**WHAT THE TASK REQUIRES**
Retype the records below exactly as they stand, but with no images.

═══ DATA UNDER STUDY ═══

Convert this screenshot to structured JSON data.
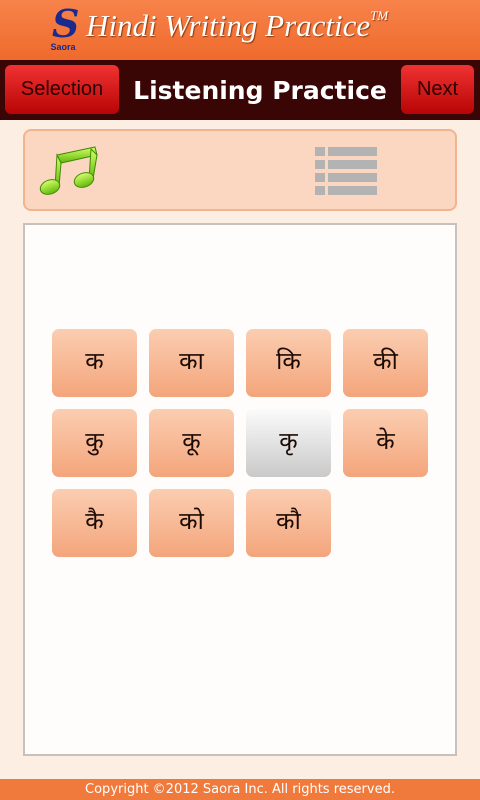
{
  "header": {
    "logo_letter": "S",
    "logo_brand": "Saora",
    "app_title": "Hindi Writing Practice",
    "trademark": "TM"
  },
  "toolbar": {
    "left_button": "Selection",
    "title": "Listening Practice",
    "right_button": "Next"
  },
  "controls": {
    "play_icon": "music-note-icon",
    "list_icon": "list-icon"
  },
  "tiles": [
    "क",
    "का",
    "कि",
    "की",
    "कु",
    "कू",
    "कृ",
    "के",
    "कै",
    "को",
    "कौ"
  ],
  "selected_tile": "कृ",
  "footer": {
    "copyright": "Copyright ©2012 Saora Inc. All rights reserved."
  }
}
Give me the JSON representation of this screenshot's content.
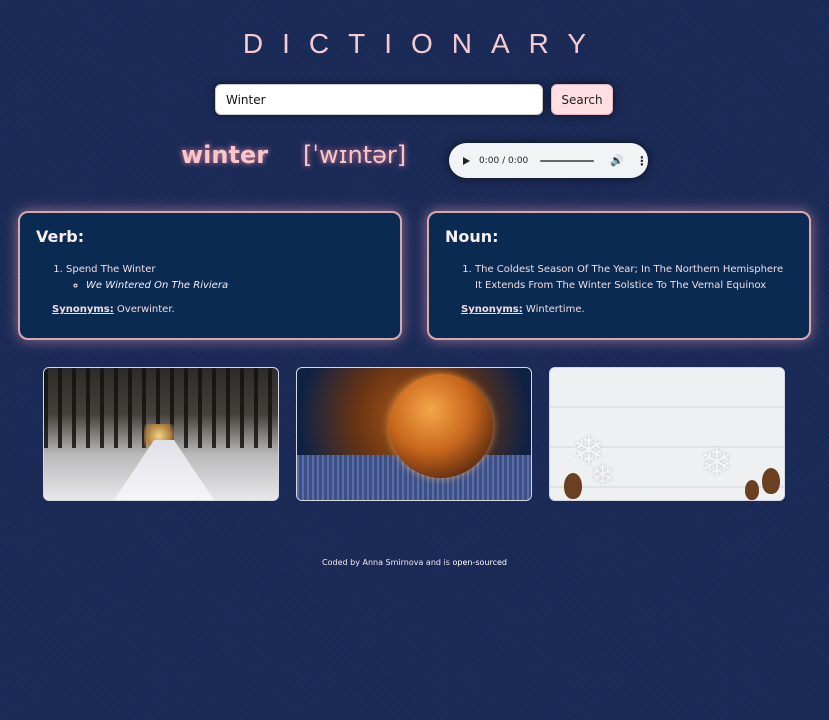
{
  "header": {
    "title": "DICTIONARY"
  },
  "search": {
    "value": "Winter",
    "button_label": "Search"
  },
  "entry": {
    "word": "winter",
    "phonetic": "[ˈwɪntər]",
    "audio": {
      "time": "0:00 / 0:00"
    }
  },
  "meanings": [
    {
      "part_of_speech": "Verb:",
      "definition": "Spend The Winter",
      "example": "We Wintered On The Riviera",
      "synonyms_label": "Synonyms:",
      "synonyms": "Overwinter."
    },
    {
      "part_of_speech": "Noun:",
      "definition": "The Coldest Season Of The Year; In The Northern Hemisphere It Extends From The Winter Solstice To The Vernal Equinox",
      "synonyms_label": "Synonyms:",
      "synonyms": "Wintertime."
    }
  ],
  "images": [
    "snowy-forest-road",
    "frozen-bubble",
    "snowflakes-pinecones"
  ],
  "footer": {
    "prefix": "Coded by Anna Smirnova and is ",
    "link": "open-sourced"
  }
}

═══

**EXPECTED ANSWER**
Convert this screenshot to structured JSON data.
{
  "header": {
    "logo_letter": "S",
    "logo_brand": "Saora",
    "app_title": "Hindi Writing Practice",
    "trademark": "TM"
  },
  "toolbar": {
    "left_button": "Selection",
    "title": "Listening Practice",
    "right_button": "Next"
  },
  "controls": {
    "play_icon": "music-note-icon",
    "list_icon": "list-icon"
  },
  "tiles": [
    "क",
    "का",
    "कि",
    "की",
    "कु",
    "कू",
    "कृ",
    "के",
    "कै",
    "को",
    "कौ"
  ],
  "selected_tile": "कृ",
  "footer": {
    "copyright": "Copyright ©2012 Saora Inc. All rights reserved."
  }
}
Give me the JSON representation of this screenshot's content.
{
  "header": {
    "title": "DICTIONARY"
  },
  "search": {
    "value": "Winter",
    "button_label": "Search"
  },
  "entry": {
    "word": "winter",
    "phonetic": "[ˈwɪntər]",
    "audio": {
      "time": "0:00 / 0:00"
    }
  },
  "meanings": [
    {
      "part_of_speech": "Verb:",
      "definition": "Spend The Winter",
      "example": "We Wintered On The Riviera",
      "synonyms_label": "Synonyms:",
      "synonyms": "Overwinter."
    },
    {
      "part_of_speech": "Noun:",
      "definition": "The Coldest Season Of The Year; In The Northern Hemisphere It Extends From The Winter Solstice To The Vernal Equinox",
      "synonyms_label": "Synonyms:",
      "synonyms": "Wintertime."
    }
  ],
  "images": [
    "snowy-forest-road",
    "frozen-bubble",
    "snowflakes-pinecones"
  ],
  "footer": {
    "prefix": "Coded by Anna Smirnova and is ",
    "link": "open-sourced"
  }
}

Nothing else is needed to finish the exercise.